What is the official name of the MT-RNR1 gene?
The official name of this gene is “mitochondrially encoded 12S RNA.”
MT-RNR1 is the gene's official symbol. The MT-RNR1 gene is also known by other names, listed below.
How are changes in the MT-RNR1 gene related to health conditions?
- Genetics Home Reference provides information about nonsyndromic hearing loss, which is associated with changes in the MT-RNR1 gene.
- NCBI Gene (http://www.ncbi.nlm.nih.gov/gene/4549) lists the following diseases or traits (phenotypes) known or believed to be associated with changes in the MT-RNR1 gene.
- Deafness, nonsyndromic sensorineural, mitochondrial
- OMIM.org (http://omim.org/), a catalog designed for genetics professionals and researchers, provides the following information about the MT-RNR1 gene and its association with health conditions.
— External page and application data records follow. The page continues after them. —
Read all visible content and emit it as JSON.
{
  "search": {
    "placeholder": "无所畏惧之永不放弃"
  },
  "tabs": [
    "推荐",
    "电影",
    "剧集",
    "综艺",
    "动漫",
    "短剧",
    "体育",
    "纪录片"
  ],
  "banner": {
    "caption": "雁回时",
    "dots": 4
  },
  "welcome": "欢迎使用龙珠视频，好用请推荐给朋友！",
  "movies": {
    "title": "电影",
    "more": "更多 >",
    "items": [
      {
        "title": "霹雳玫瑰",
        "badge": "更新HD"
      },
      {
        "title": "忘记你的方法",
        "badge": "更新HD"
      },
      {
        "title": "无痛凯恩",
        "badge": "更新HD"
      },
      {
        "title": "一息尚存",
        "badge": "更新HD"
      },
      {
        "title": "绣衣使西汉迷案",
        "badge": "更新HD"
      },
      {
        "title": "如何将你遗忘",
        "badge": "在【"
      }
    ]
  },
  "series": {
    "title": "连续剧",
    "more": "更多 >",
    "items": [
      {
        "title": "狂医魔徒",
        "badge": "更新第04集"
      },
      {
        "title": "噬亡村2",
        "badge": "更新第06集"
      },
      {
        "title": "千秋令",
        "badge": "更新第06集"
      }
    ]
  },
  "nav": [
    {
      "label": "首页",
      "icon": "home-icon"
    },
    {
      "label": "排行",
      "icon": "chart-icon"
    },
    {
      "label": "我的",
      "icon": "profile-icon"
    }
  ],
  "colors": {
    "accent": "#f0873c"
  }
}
Where is the MT-RNR1 gene located?
The MT-RNR1 gene is located in mitochondrial DNA.
Molecular Location in mitochondrial DNA: base pairs 648 to 1,601
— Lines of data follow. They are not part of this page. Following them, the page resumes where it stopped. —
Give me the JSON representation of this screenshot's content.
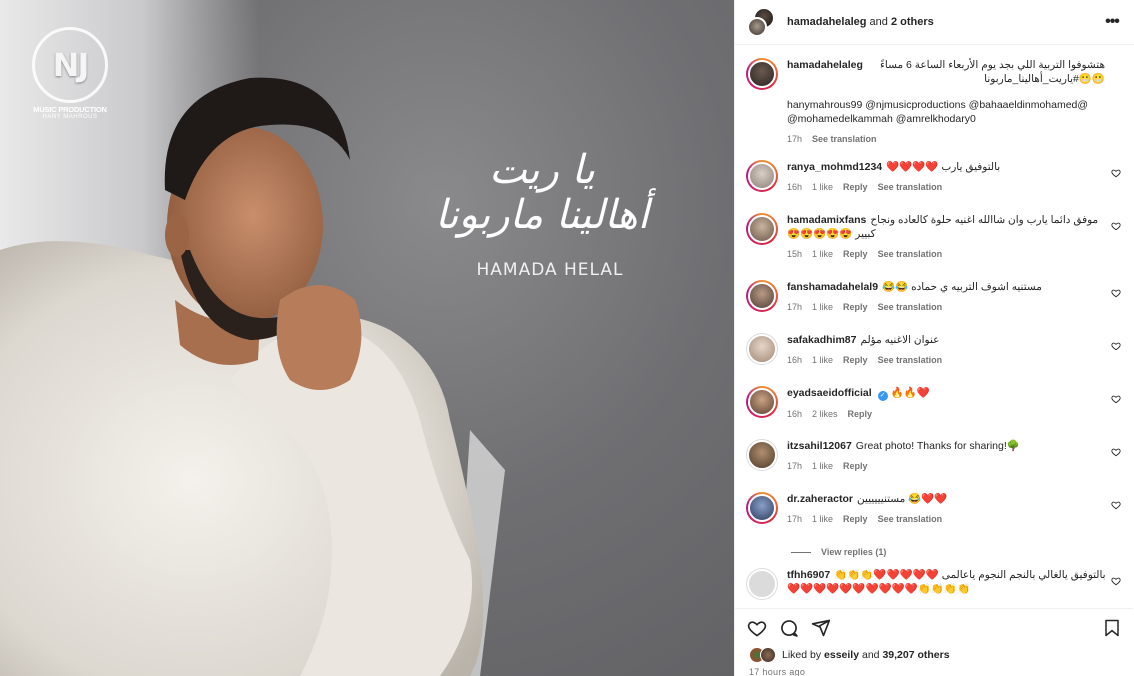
{
  "media": {
    "logo_initials": "NJ",
    "logo_line1": "MUSIC PRODUCTION",
    "logo_line2": "HANY MAHROUS",
    "song_title_line1": "يا ريت",
    "song_title_line2": "أهالينا ماربونا",
    "artist": "HAMADA HELAL"
  },
  "header": {
    "account": "hamadahelaleg",
    "and_text": " and ",
    "others": "2 others",
    "more_icon": "more-horizontal-icon"
  },
  "caption": {
    "username": "hamadahelaleg",
    "text": "هتشوفوا التربية اللي بجد يوم الأربعاء الساعة 6 مساءً 😬😬#ياريت_أهالينا_ماربونا",
    "mentions": "hanymahrous99 @njmusicproductions @bahaaeldinmohamed@ @mohamedelkammah @amrelkhodary0",
    "time": "17h",
    "see_translation": "See translation"
  },
  "comments": [
    {
      "username": "ranya_mohmd1234",
      "text": "بالتوفيق يارب ❤️❤️❤️❤️",
      "time": "16h",
      "likes": "1 like",
      "reply": "Reply",
      "translation": "See translation",
      "verified": false
    },
    {
      "username": "hamadamixfans",
      "text": "موفق دائما يارب وان شاالله اغنيه حلوة كالعاده ونجاح كبيير 😍😍😍😍😍",
      "time": "15h",
      "likes": "1 like",
      "reply": "Reply",
      "translation": "See translation",
      "verified": false
    },
    {
      "username": "fanshamadahelal9",
      "text": "مستنيه اشوف التربيه ي حماده 😂😂",
      "time": "17h",
      "likes": "1 like",
      "reply": "Reply",
      "translation": "See translation",
      "verified": false
    },
    {
      "username": "safakadhim87",
      "text": "عنوان الاغنيه مؤلم",
      "time": "16h",
      "likes": "1 like",
      "reply": "Reply",
      "translation": "See translation",
      "verified": false
    },
    {
      "username": "eyadsaeidofficial",
      "text": "🔥🔥❤️",
      "time": "16h",
      "likes": "2 likes",
      "reply": "Reply",
      "translation": "",
      "verified": true
    },
    {
      "username": "itzsahil12067",
      "text": "Great photo! Thanks for sharing!🌳",
      "time": "17h",
      "likes": "1 like",
      "reply": "Reply",
      "translation": "",
      "verified": false
    },
    {
      "username": "dr.zaheractor",
      "text": "❤️❤️😂 مستنيييييين",
      "time": "17h",
      "likes": "1 like",
      "reply": "Reply",
      "translation": "See translation",
      "verified": false
    },
    {
      "username": "tfhh6907",
      "text": "بالتوفيق يالغالي بالنجم النجوم ياعالمى ❤️❤️❤️❤️❤️👏👏👏👏👏👏👏❤️❤️❤️❤️❤️❤️❤️❤️❤️❤️",
      "time": "",
      "likes": "",
      "reply": "",
      "translation": "",
      "verified": false
    }
  ],
  "view_replies": "View replies (1)",
  "footer": {
    "liked_by": "Liked by ",
    "liker": "esseily",
    "and": " and ",
    "count": "39,207 others",
    "timestamp": "17 hours ago"
  },
  "colors": {
    "text": "#262626",
    "muted": "#737373",
    "link": "#00376b",
    "verified": "#3897f0",
    "border": "#efefef"
  }
}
(Homo sapiens Annotation Release 107, GRCh38.p2) (NCBI (http://www.ncbi.nlm.nih.gov/gene/4549))
Where can I find additional information about MT-RNR1?
You and your healthcare professional may find the following resources about MT-RNR1 helpful.
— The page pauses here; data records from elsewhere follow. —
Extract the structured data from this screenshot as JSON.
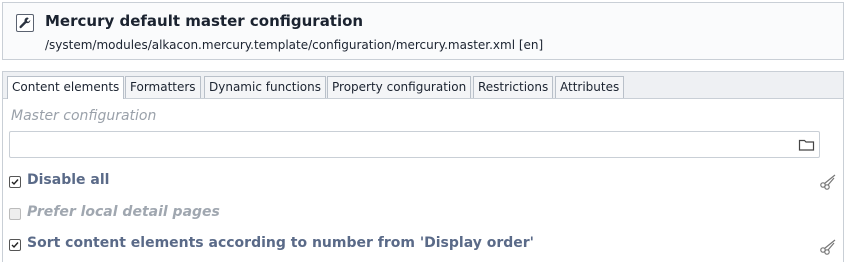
{
  "header": {
    "icon": "wrench-icon",
    "title": "Mercury default master configuration",
    "path": "/system/modules/alkacon.mercury.template/configuration/mercury.master.xml [en]"
  },
  "tabs": [
    {
      "label": "Content elements",
      "active": true
    },
    {
      "label": "Formatters",
      "active": false
    },
    {
      "label": "Dynamic functions",
      "active": false
    },
    {
      "label": "Property configuration",
      "active": false
    },
    {
      "label": "Restrictions",
      "active": false
    },
    {
      "label": "Attributes",
      "active": false
    }
  ],
  "master_field": {
    "label": "Master configuration",
    "value": "",
    "icon": "folder-icon"
  },
  "checkboxes": [
    {
      "label": "Disable all",
      "checked": true,
      "enabled": true,
      "icon": "scissors-icon"
    },
    {
      "label": "Prefer local detail pages",
      "checked": false,
      "enabled": false
    },
    {
      "label": "Sort content elements according to number from 'Display order'",
      "checked": true,
      "enabled": true,
      "icon": "scissors-icon"
    }
  ],
  "colors": {
    "label_text": "#5a6a88",
    "disabled_text": "#a0a7b0",
    "border": "#c9cfd6"
  }
}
- Genetic Testing Registry - Repository of genetic test information
- GTR: Genetic tests for MT-RNR1 (http://www.ncbi.nlm.nih.gov/gtr/tests/?term=4549%5Bgeneid%5D)
You may also be interested in these resources, which are designed for genetics professionals and researchers.
- OMIM - Genetic disorder catalog (http://omim.org/entry/500008)
- Research Resources - Tools for researchers
- NCBI Gene (http://www.ncbi.nlm.nih.gov/gene/4549)
- HGNC Gene Symbol Report (http://www.genenames.org/cgi-bin/gene_symbol_report?q=data/hgnc_data.php&hgnc_id=7470)
- HGNC Gene Family: Ribosomal RNAs (http://www.genenames.org/cgi-bin/genefamilies/set/848)
What other names do people use for the MT-RNR1 gene or gene products?
See How are genetic conditions and genes named? (http://ghr.nlm.nih.gov/handbook/mutationsanddisorders/naming) in the Handbook.
What glossary definitions help with understanding MT-RNR1?
You may find definitions for these and many other terms in the Genetics Home Reference
The resources on this site should not be used as a substitute for
professional medical care or advice. Users seeking information about
a personal genetic disease, syndrome, or condition should consult with a qualified
See How can I find a genetics professional in my area? (http://ghr.nlm.nih.gov/handbook/consult/findingprofessional) in the Handbook.